::: DATA TO USE :::

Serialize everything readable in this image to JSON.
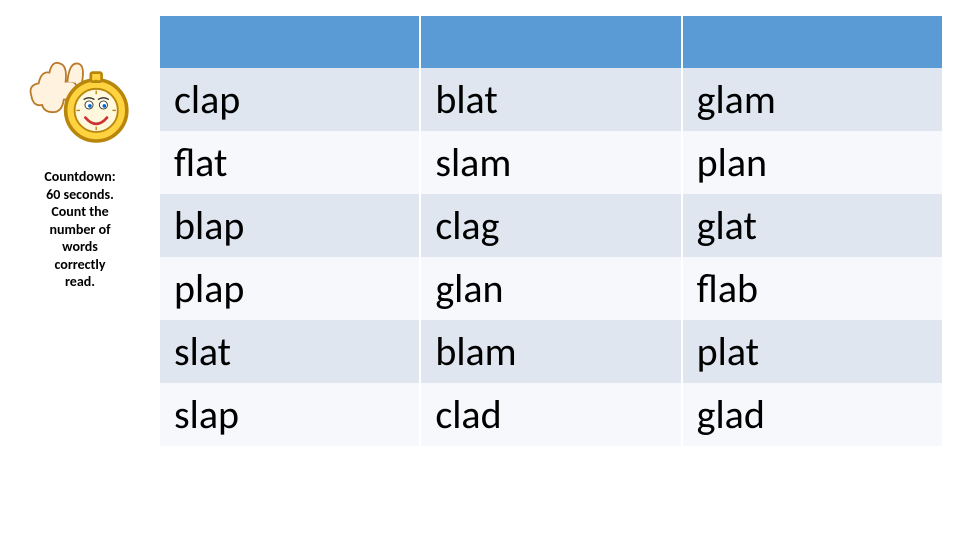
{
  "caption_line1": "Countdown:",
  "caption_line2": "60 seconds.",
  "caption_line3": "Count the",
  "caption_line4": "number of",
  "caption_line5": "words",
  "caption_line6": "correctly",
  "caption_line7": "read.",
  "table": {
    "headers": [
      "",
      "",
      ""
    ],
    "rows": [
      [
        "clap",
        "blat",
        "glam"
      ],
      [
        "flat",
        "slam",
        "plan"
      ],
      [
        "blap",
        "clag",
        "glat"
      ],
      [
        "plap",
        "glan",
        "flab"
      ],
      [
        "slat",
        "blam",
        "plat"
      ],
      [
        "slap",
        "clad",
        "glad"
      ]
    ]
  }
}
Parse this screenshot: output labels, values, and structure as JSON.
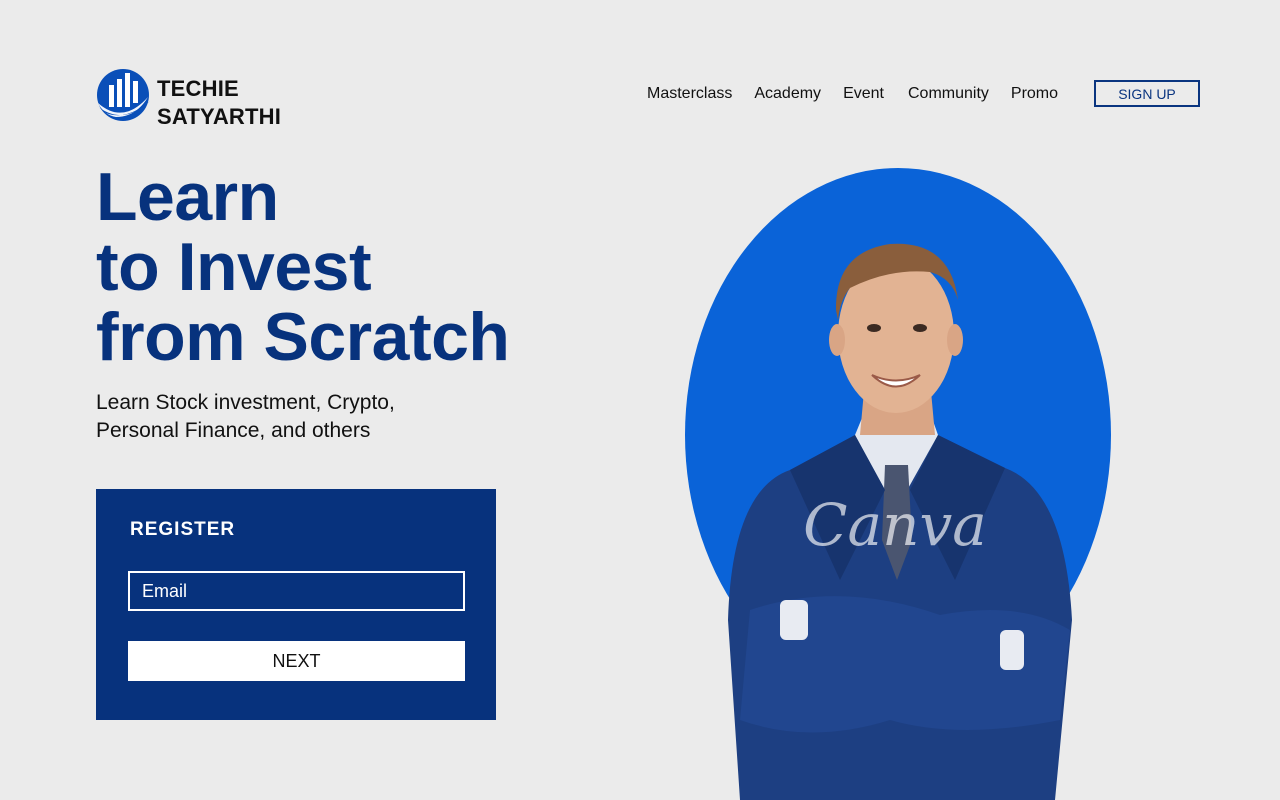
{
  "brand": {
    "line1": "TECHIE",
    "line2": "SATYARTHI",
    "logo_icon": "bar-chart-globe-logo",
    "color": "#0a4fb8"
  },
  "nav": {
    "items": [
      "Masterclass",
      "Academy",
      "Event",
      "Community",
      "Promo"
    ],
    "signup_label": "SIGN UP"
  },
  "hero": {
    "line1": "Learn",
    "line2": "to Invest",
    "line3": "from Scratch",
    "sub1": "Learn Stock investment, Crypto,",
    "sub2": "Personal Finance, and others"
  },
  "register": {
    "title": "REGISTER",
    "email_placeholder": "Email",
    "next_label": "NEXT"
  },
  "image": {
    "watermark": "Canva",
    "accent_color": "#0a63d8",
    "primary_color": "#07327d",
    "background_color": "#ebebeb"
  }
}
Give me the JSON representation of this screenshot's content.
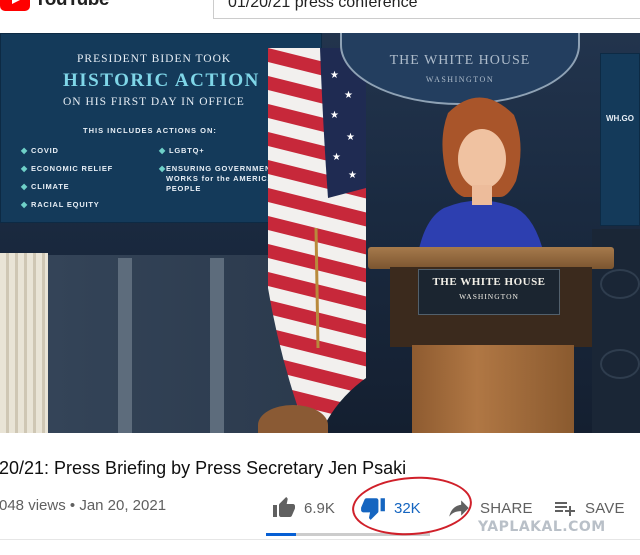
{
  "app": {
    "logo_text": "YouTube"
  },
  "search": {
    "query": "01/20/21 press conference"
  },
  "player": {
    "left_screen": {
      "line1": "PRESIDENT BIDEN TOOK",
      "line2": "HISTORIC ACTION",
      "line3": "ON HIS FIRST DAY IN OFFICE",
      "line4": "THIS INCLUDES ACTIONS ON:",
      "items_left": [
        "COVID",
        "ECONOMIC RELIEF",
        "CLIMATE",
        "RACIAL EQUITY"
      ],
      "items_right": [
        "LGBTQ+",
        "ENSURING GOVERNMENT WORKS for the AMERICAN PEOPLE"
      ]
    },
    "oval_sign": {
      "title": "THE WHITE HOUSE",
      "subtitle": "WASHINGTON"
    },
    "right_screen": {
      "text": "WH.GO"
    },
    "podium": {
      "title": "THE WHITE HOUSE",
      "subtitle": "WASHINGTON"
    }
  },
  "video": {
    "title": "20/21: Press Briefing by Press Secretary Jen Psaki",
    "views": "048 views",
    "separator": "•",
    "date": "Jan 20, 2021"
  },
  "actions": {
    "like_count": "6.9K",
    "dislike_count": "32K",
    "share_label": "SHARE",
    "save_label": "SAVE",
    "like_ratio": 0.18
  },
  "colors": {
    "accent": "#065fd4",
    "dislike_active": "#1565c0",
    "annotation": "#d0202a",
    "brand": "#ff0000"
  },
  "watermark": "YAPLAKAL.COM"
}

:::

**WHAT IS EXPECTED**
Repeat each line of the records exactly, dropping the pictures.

**SOLUTION TO THE EXERCISE**
Serialize everything readable in this image to JSON.
{
  "caption_line1": "Countdown:",
  "caption_line2": "60 seconds.",
  "caption_line3": "Count the",
  "caption_line4": "number of",
  "caption_line5": "words",
  "caption_line6": "correctly",
  "caption_line7": "read.",
  "table": {
    "headers": [
      "",
      "",
      ""
    ],
    "rows": [
      [
        "clap",
        "blat",
        "glam"
      ],
      [
        "flat",
        "slam",
        "plan"
      ],
      [
        "blap",
        "clag",
        "glat"
      ],
      [
        "plap",
        "glan",
        "flab"
      ],
      [
        "slat",
        "blam",
        "plat"
      ],
      [
        "slap",
        "clad",
        "glad"
      ]
    ]
  }
}
Parse this screenshot: output labels, values, and structure as JSON.
{
  "brand": {
    "line1": "TECHIE",
    "line2": "SATYARTHI",
    "logo_icon": "bar-chart-globe-logo",
    "color": "#0a4fb8"
  },
  "nav": {
    "items": [
      "Masterclass",
      "Academy",
      "Event",
      "Community",
      "Promo"
    ],
    "signup_label": "SIGN UP"
  },
  "hero": {
    "line1": "Learn",
    "line2": "to Invest",
    "line3": "from Scratch",
    "sub1": "Learn Stock investment, Crypto,",
    "sub2": "Personal Finance, and others"
  },
  "register": {
    "title": "REGISTER",
    "email_placeholder": "Email",
    "next_label": "NEXT"
  },
  "image": {
    "watermark": "Canva",
    "accent_color": "#0a63d8",
    "primary_color": "#07327d",
    "background_color": "#ebebeb"
  }
}
Give me the JSON representation of this screenshot's content.
{
  "app": {
    "logo_text": "YouTube"
  },
  "search": {
    "query": "01/20/21 press conference"
  },
  "player": {
    "left_screen": {
      "line1": "PRESIDENT BIDEN TOOK",
      "line2": "HISTORIC ACTION",
      "line3": "ON HIS FIRST DAY IN OFFICE",
      "line4": "THIS INCLUDES ACTIONS ON:",
      "items_left": [
        "COVID",
        "ECONOMIC RELIEF",
        "CLIMATE",
        "RACIAL EQUITY"
      ],
      "items_right": [
        "LGBTQ+",
        "ENSURING GOVERNMENT WORKS for the AMERICAN PEOPLE"
      ]
    },
    "oval_sign": {
      "title": "THE WHITE HOUSE",
      "subtitle": "WASHINGTON"
    },
    "right_screen": {
      "text": "WH.GO"
    },
    "podium": {
      "title": "THE WHITE HOUSE",
      "subtitle": "WASHINGTON"
    }
  },
  "video": {
    "title": "20/21: Press Briefing by Press Secretary Jen Psaki",
    "views": "048 views",
    "separator": "•",
    "date": "Jan 20, 2021"
  },
  "actions": {
    "like_count": "6.9K",
    "dislike_count": "32K",
    "share_label": "SHARE",
    "save_label": "SAVE",
    "like_ratio": 0.18
  },
  "colors": {
    "accent": "#065fd4",
    "dislike_active": "#1565c0",
    "annotation": "#d0202a",
    "brand": "#ff0000"
  },
  "watermark": "YAPLAKAL.COM"
}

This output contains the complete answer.